━━━ Records for the exercise ━━━

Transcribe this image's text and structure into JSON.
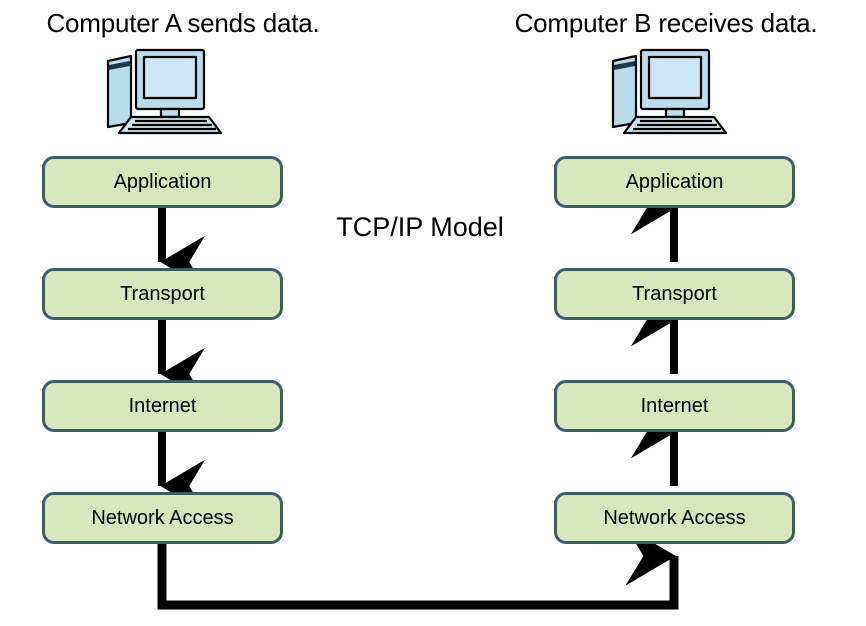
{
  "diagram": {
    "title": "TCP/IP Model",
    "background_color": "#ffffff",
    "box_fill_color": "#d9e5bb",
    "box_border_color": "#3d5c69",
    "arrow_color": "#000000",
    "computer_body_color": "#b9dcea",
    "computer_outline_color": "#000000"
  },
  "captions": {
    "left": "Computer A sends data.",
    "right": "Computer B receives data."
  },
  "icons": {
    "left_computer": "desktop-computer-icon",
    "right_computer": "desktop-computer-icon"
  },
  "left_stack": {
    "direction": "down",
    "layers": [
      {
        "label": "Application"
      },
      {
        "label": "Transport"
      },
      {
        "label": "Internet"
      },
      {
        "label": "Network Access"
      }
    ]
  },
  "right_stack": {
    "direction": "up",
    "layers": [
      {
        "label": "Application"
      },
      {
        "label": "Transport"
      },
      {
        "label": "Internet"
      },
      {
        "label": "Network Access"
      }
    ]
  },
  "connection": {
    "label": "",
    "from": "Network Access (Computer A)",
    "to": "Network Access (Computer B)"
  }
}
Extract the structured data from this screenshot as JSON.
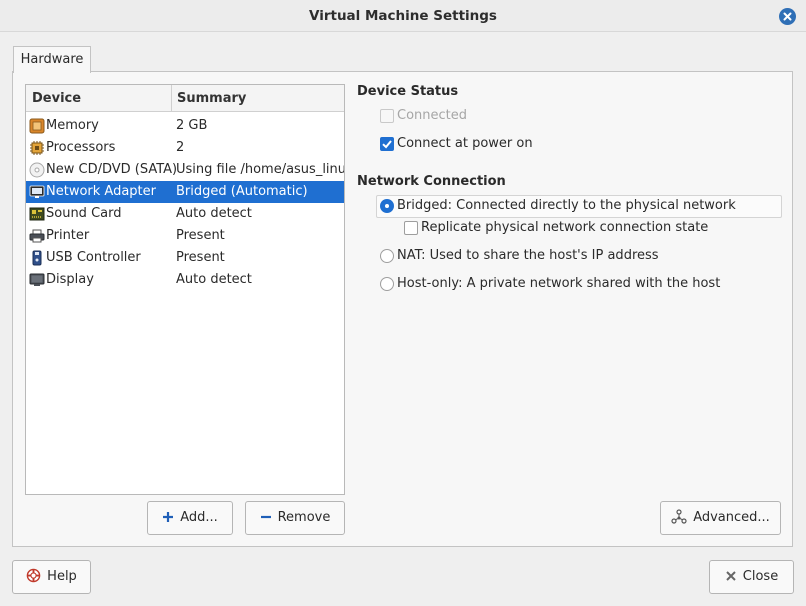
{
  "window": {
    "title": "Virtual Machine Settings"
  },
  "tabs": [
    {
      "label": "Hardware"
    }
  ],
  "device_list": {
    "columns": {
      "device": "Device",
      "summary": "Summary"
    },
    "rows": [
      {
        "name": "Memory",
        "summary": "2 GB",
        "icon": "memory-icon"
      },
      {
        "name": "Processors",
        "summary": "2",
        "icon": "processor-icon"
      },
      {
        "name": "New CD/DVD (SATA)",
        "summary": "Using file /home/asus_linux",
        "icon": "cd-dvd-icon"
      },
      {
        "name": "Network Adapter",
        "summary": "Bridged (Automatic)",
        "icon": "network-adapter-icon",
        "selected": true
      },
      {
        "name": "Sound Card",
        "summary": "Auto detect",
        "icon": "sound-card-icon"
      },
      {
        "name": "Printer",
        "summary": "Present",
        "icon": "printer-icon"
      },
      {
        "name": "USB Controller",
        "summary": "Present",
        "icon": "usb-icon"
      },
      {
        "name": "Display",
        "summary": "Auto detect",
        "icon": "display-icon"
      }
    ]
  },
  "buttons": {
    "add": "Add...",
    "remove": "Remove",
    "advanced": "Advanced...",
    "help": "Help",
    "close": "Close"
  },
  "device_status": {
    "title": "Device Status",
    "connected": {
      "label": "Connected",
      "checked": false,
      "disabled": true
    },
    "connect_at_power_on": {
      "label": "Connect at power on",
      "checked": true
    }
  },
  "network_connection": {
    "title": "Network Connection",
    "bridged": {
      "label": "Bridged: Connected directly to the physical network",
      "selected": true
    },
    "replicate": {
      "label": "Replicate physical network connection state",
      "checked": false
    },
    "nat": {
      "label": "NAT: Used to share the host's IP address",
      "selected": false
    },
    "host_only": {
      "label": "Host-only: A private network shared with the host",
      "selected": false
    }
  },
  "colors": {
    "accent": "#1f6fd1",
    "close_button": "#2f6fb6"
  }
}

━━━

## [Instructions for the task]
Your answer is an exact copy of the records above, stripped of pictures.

## [Solution to the exercise]
Transcribe this image's text and structure into JSON.
{
  "diagram": {
    "title": "TCP/IP Model",
    "background_color": "#ffffff",
    "box_fill_color": "#d9e5bb",
    "box_border_color": "#3d5c69",
    "arrow_color": "#000000",
    "computer_body_color": "#b9dcea",
    "computer_outline_color": "#000000"
  },
  "captions": {
    "left": "Computer A sends data.",
    "right": "Computer B receives data."
  },
  "icons": {
    "left_computer": "desktop-computer-icon",
    "right_computer": "desktop-computer-icon"
  },
  "left_stack": {
    "direction": "down",
    "layers": [
      {
        "label": "Application"
      },
      {
        "label": "Transport"
      },
      {
        "label": "Internet"
      },
      {
        "label": "Network Access"
      }
    ]
  },
  "right_stack": {
    "direction": "up",
    "layers": [
      {
        "label": "Application"
      },
      {
        "label": "Transport"
      },
      {
        "label": "Internet"
      },
      {
        "label": "Network Access"
      }
    ]
  },
  "connection": {
    "label": "",
    "from": "Network Access (Computer A)",
    "to": "Network Access (Computer B)"
  }
}
Extract the structured data from this screenshot as JSON.
{
  "window": {
    "title": "Virtual Machine Settings"
  },
  "tabs": [
    {
      "label": "Hardware"
    }
  ],
  "device_list": {
    "columns": {
      "device": "Device",
      "summary": "Summary"
    },
    "rows": [
      {
        "name": "Memory",
        "summary": "2 GB",
        "icon": "memory-icon"
      },
      {
        "name": "Processors",
        "summary": "2",
        "icon": "processor-icon"
      },
      {
        "name": "New CD/DVD (SATA)",
        "summary": "Using file /home/asus_linux",
        "icon": "cd-dvd-icon"
      },
      {
        "name": "Network Adapter",
        "summary": "Bridged (Automatic)",
        "icon": "network-adapter-icon",
        "selected": true
      },
      {
        "name": "Sound Card",
        "summary": "Auto detect",
        "icon": "sound-card-icon"
      },
      {
        "name": "Printer",
        "summary": "Present",
        "icon": "printer-icon"
      },
      {
        "name": "USB Controller",
        "summary": "Present",
        "icon": "usb-icon"
      },
      {
        "name": "Display",
        "summary": "Auto detect",
        "icon": "display-icon"
      }
    ]
  },
  "buttons": {
    "add": "Add...",
    "remove": "Remove",
    "advanced": "Advanced...",
    "help": "Help",
    "close": "Close"
  },
  "device_status": {
    "title": "Device Status",
    "connected": {
      "label": "Connected",
      "checked": false,
      "disabled": true
    },
    "connect_at_power_on": {
      "label": "Connect at power on",
      "checked": true
    }
  },
  "network_connection": {
    "title": "Network Connection",
    "bridged": {
      "label": "Bridged: Connected directly to the physical network",
      "selected": true
    },
    "replicate": {
      "label": "Replicate physical network connection state",
      "checked": false
    },
    "nat": {
      "label": "NAT: Used to share the host's IP address",
      "selected": false
    },
    "host_only": {
      "label": "Host-only: A private network shared with the host",
      "selected": false
    }
  },
  "colors": {
    "accent": "#1f6fd1",
    "close_button": "#2f6fb6"
  }
}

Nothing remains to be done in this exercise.